Friday, September 16, 2011
The longer I serve as a Rabbi the more apolitical I become. Perhaps it is to keep everyone happy. But, the Palestinian state is on the mind of many people these days. I attended an event at the RUSI think tank on security implications of a Palestinian state. I was sitting beside a very friendly polish journalist, who later asked the Israeli delegation: what is the definition of a Jewish state?” She whispered to me that she had asked this question before but had not received a satisfactory response. They attempted at various responses including the safe one: a place that Jews can feel safe from their terrible history. But, is that why we deserve a state? Perhaps. The commentators on this week’s Torah portion give another reason.

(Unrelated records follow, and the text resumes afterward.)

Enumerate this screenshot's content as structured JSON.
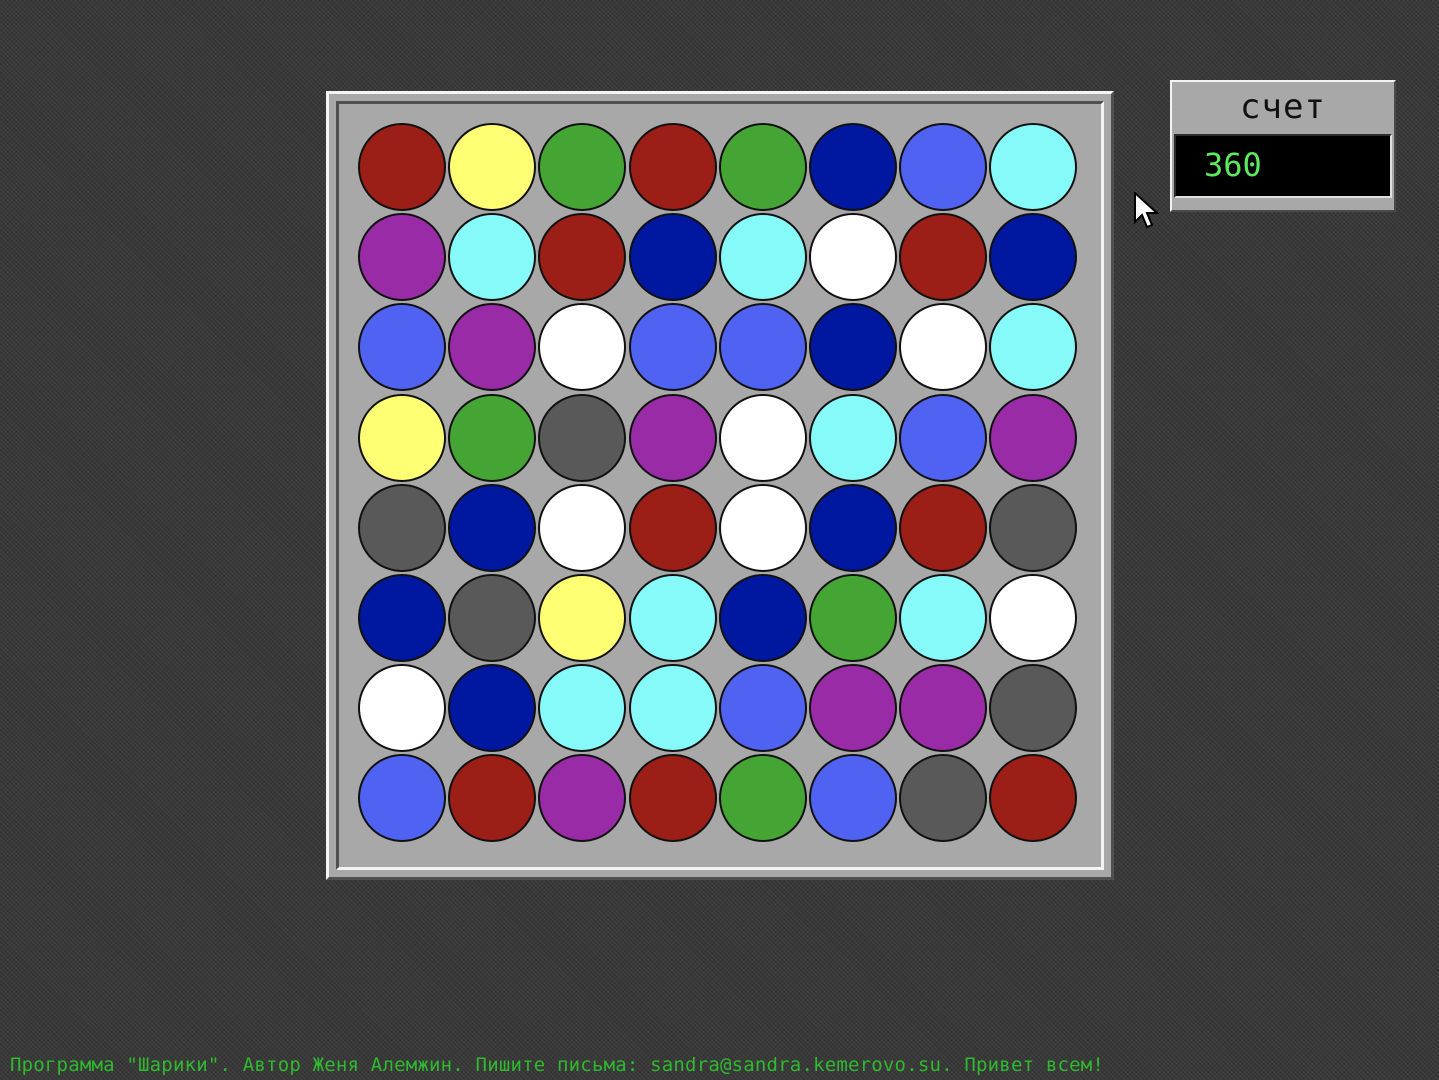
{
  "game_title": "Шарики",
  "score": {
    "label": "счет",
    "value": "360"
  },
  "board": {
    "rows": 8,
    "cols": 8,
    "cells": [
      [
        "red",
        "yellow",
        "green",
        "red",
        "green",
        "navy",
        "blue",
        "cyan"
      ],
      [
        "purple",
        "cyan",
        "red",
        "navy",
        "cyan",
        "white",
        "red",
        "navy"
      ],
      [
        "blue",
        "purple",
        "white",
        "blue",
        "blue",
        "navy",
        "white",
        "cyan"
      ],
      [
        "yellow",
        "green",
        "gray",
        "purple",
        "white",
        "cyan",
        "blue",
        "purple"
      ],
      [
        "gray",
        "navy",
        "white",
        "red",
        "white",
        "navy",
        "red",
        "gray"
      ],
      [
        "navy",
        "gray",
        "yellow",
        "cyan",
        "navy",
        "green",
        "cyan",
        "white"
      ],
      [
        "white",
        "navy",
        "cyan",
        "cyan",
        "blue",
        "purple",
        "purple",
        "gray"
      ],
      [
        "blue",
        "red",
        "purple",
        "red",
        "green",
        "blue",
        "gray",
        "red"
      ]
    ]
  },
  "colors": {
    "red": "#9b1e17",
    "yellow": "#ffff73",
    "green": "#45a534",
    "navy": "#0017a0",
    "blue": "#5062f2",
    "cyan": "#86f9f9",
    "purple": "#9a2ba6",
    "white": "#ffffff",
    "gray": "#595959",
    "accent_green": "#5ee85e",
    "footer_green": "#2fb92f",
    "board_bg": "#a8a8a8",
    "desktop_bg": "#383838"
  },
  "cursor_icon": "arrow-pointer-icon",
  "footer": {
    "text": "Программа \"Шарики\". Автор Женя Алемжин. Пишите письма: sandra@sandra.kemerovo.su. Привет всем!"
  }
}
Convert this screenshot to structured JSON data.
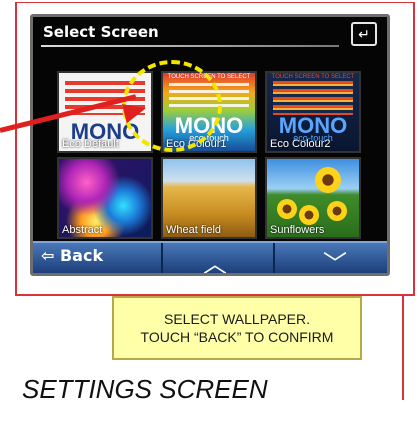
{
  "screen": {
    "title": "Select Screen",
    "wallpapers": [
      {
        "label": "Eco Default",
        "overlay": "MONO"
      },
      {
        "label": "Eco Colour1",
        "overlay": "MONO",
        "sub": "eco-touch",
        "banner": "TOUCH SCREEN TO SELECT"
      },
      {
        "label": "Eco Colour2",
        "overlay": "MONO",
        "sub": "eco-touch",
        "banner": "TOUCH SCREEN TO SELECT"
      },
      {
        "label": "Abstract"
      },
      {
        "label": "Wheat field"
      },
      {
        "label": "Sunflowers"
      }
    ],
    "nav": {
      "back_label": "Back"
    }
  },
  "annotation": {
    "note_line1": "SELECT WALLPAPER.",
    "note_line2": "TOUCH “BACK” TO CONFIRM",
    "caption": "SETTINGS SCREEN"
  },
  "colors": {
    "annotation_red": "#e01f1f",
    "highlight": "#f2e600",
    "note_bg": "#ffffa8",
    "nav_blue": "#2a5aa0"
  },
  "icons": [
    "return-icon",
    "back-arrow-icon",
    "up-chevron-icon",
    "down-chevron-icon"
  ]
}
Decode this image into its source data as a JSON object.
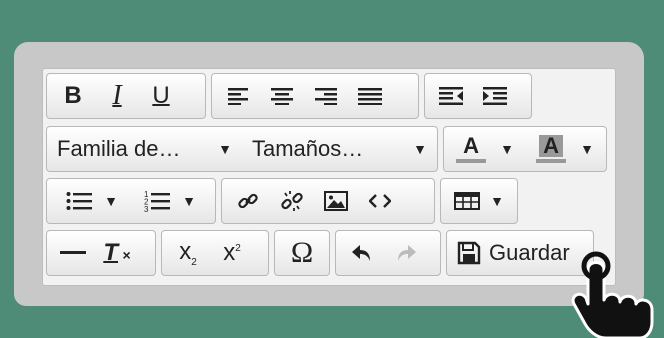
{
  "toolbar": {
    "row1": {
      "bold_label": "B",
      "italic_label": "I",
      "underline_label": "U"
    },
    "row2": {
      "font_family": "Familia de…",
      "font_size": "Tamaños…",
      "text_color_label": "A",
      "bg_color_label": "A"
    },
    "row4": {
      "clear_format_label": "T",
      "subscript_label": "x",
      "superscript_label": "x",
      "special_char_label": "Ω",
      "save_label": "Guardar"
    }
  },
  "colors": {
    "background": "#4e8c78",
    "frame": "#c8c8c8",
    "toolbar": "#f2f2f2"
  }
}
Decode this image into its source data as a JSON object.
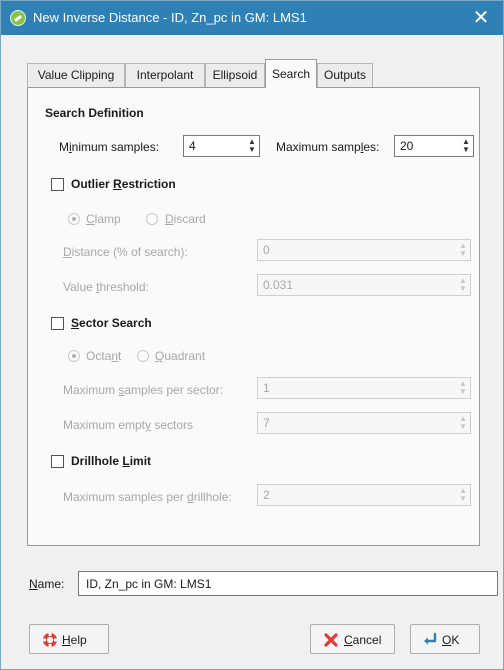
{
  "window": {
    "title": "New Inverse Distance - ID, Zn_pc in GM: LMS1",
    "close_glyph": "✕",
    "app_icon": "leapfrog-icon"
  },
  "tabs": [
    {
      "label": "Value Clipping",
      "active": false
    },
    {
      "label": "Interpolant",
      "active": false
    },
    {
      "label": "Ellipsoid",
      "active": false
    },
    {
      "label": "Search",
      "active": true
    },
    {
      "label": "Outputs",
      "active": false
    }
  ],
  "search": {
    "heading": "Search Definition",
    "min_samples": {
      "label_pre": "M",
      "label_u": "i",
      "label_post": "nimum samples:",
      "value": "4"
    },
    "max_samples": {
      "label_pre": "Maximum samp",
      "label_u": "l",
      "label_post": "es:",
      "value": "20"
    }
  },
  "outlier": {
    "label_pre": "Outlier ",
    "label_u": "R",
    "label_post": "estriction",
    "checked": false,
    "clamp": {
      "label_u": "C",
      "label_post": "lamp",
      "selected": true
    },
    "discard": {
      "label_u": "D",
      "label_post": "iscard",
      "selected": false
    },
    "distance": {
      "label_u": "D",
      "label_post": "istance (% of search):",
      "value": "0"
    },
    "threshold": {
      "label_pre": "Value ",
      "label_u": "t",
      "label_post": "hreshold:",
      "value": "0.031"
    }
  },
  "sector": {
    "label_u": "S",
    "label_post": "ector Search",
    "checked": false,
    "octant": {
      "label_pre": "Octa",
      "label_u": "n",
      "label_post": "t",
      "selected": true
    },
    "quadrant": {
      "label_u": "Q",
      "label_post": "uadrant",
      "selected": false
    },
    "max_per_sector": {
      "label_pre": "Maximum ",
      "label_u": "s",
      "label_post": "amples per sector:",
      "value": "1"
    },
    "max_empty": {
      "label_pre": "Maximum empt",
      "label_u": "y",
      "label_post": " sectors",
      "value": "7"
    }
  },
  "drillhole": {
    "label_pre": "Drillhole ",
    "label_u": "L",
    "label_post": "imit",
    "checked": false,
    "max_per_drillhole": {
      "label_pre": "Maximum samples per ",
      "label_u": "d",
      "label_post": "rillhole:",
      "value": "2"
    }
  },
  "name": {
    "label_u": "N",
    "label_post": "ame:",
    "value": "ID, Zn_pc in GM: LMS1"
  },
  "buttons": {
    "help": {
      "label_u": "H",
      "label_post": "elp"
    },
    "cancel": {
      "label_u": "C",
      "label_post": "ancel"
    },
    "ok": {
      "label_u": "O",
      "label_post": "K"
    }
  },
  "colors": {
    "titlebar": "#2f80b5",
    "accent": "#2f80b5",
    "disabled_text": "#a7a7a7"
  }
}
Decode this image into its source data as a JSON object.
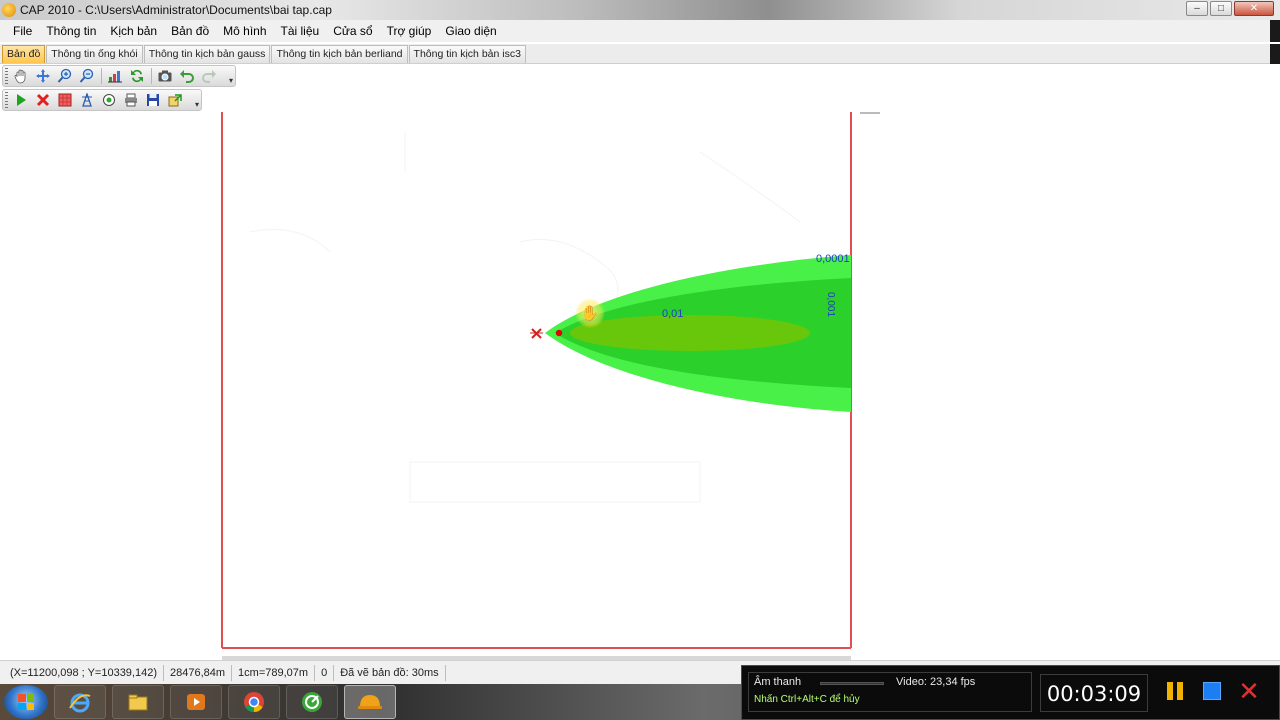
{
  "window": {
    "title": "CAP 2010 - C:\\Users\\Administrator\\Documents\\bai tap.cap",
    "controls": [
      "–",
      "□",
      "✕"
    ]
  },
  "menu": [
    "File",
    "Thông tin",
    "Kịch bản",
    "Bản đồ",
    "Mô hình",
    "Tài liệu",
    "Cửa sổ",
    "Trợ giúp",
    "Giao diện"
  ],
  "tabs": [
    {
      "label": "Bản đồ",
      "active": true
    },
    {
      "label": "Thông tin ống khói",
      "active": false
    },
    {
      "label": "Thông tin kịch bản gauss",
      "active": false
    },
    {
      "label": "Thông tin kịch bản berliand",
      "active": false
    },
    {
      "label": "Thông tin kịch bản isc3",
      "active": false
    }
  ],
  "toolbar1_icons": [
    "pan-hand-icon",
    "select-arrow-icon",
    "zoom-in-icon",
    "zoom-out-icon",
    "chart-icon",
    "refresh-icon",
    "camera-icon",
    "undo-icon",
    "redo-icon"
  ],
  "toolbar2_icons": [
    "run-icon",
    "delete-icon",
    "grid-icon",
    "tower-icon",
    "target-icon",
    "print-icon",
    "save-icon",
    "export-icon"
  ],
  "map": {
    "contour_labels": {
      "c1": "0,0001",
      "c2": "0,001",
      "c3": "0,01"
    },
    "colors": {
      "outer": "#48f048",
      "middle": "#2bd02b",
      "inner": "#7ec400",
      "frame": "#e05050",
      "source": "#e00000"
    }
  },
  "status": {
    "coords": "(X=11200,098 ; Y=10339,142)",
    "distance": "28476,84m",
    "scale": "1cm=789,07m",
    "count": "0",
    "render": "Đã vẽ bản đồ: 30ms"
  },
  "taskbar_apps": [
    "ie-icon",
    "explorer-icon",
    "media-player-icon",
    "chrome-icon",
    "app-green-icon",
    "cap-app-icon"
  ],
  "recorder": {
    "audio_label": "Âm thanh",
    "video_label": "Video: 23,34 fps",
    "hint": "Nhấn Ctrl+Alt+C để hủy",
    "time": "00:03:09"
  }
}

I suggest that the more we endeavour to achieve this reason for deserving our own state, the more worthy we will become of our beautiful, precious and treasured home land. This week Torah opens with the Mitzvah of Bikkurim, first fruits. “And it will be, when you come into the land which the Lord, your God, gives you for an inheritance, and you possess it and settle in it, that you shall take of the first of all the fruit of the ground, which you will bring from your land, which the Lord, your God, is giving you. And you shall put [them] into a basket and go to the place which the Lord, your God, will choose to have His Name dwell there.” The Sifri (midrash) writes: “Do this Mitzvah, as it is in its merit that you entered the land”. The more recent Malbim continues: “The Jews were only commanded to keep this mitzvah after settling in the land. But it was in the merit of their prior acceptance of it that helped get them in to the land.” What is so special about this Mitzvah? Giving the first fruit is a reminder that everything we have comes from G-d, the great kindnesses that G-d bestows each of us every day. We want to give something back to G-d. This is the mitzvah of Bikurim; first fruits. It is our recognition and thankfulness that makes it fitting for us to return to G-d the first and best of what He gave us. So let us thank G-d for the great miracle of our land that he has given us. The land that is unquestionably ours. Whatever the UN, USA, EU, or any others may think. The land about which the verse says: The eyes of Lord your God are always upon it, from the beginning of the year to the end of the year. May this New Year be a year of blessing and peace for our brothers and sisters in our holy land. Shabbat Shalom.
Posted by Mendel Cohen at 9:05 AM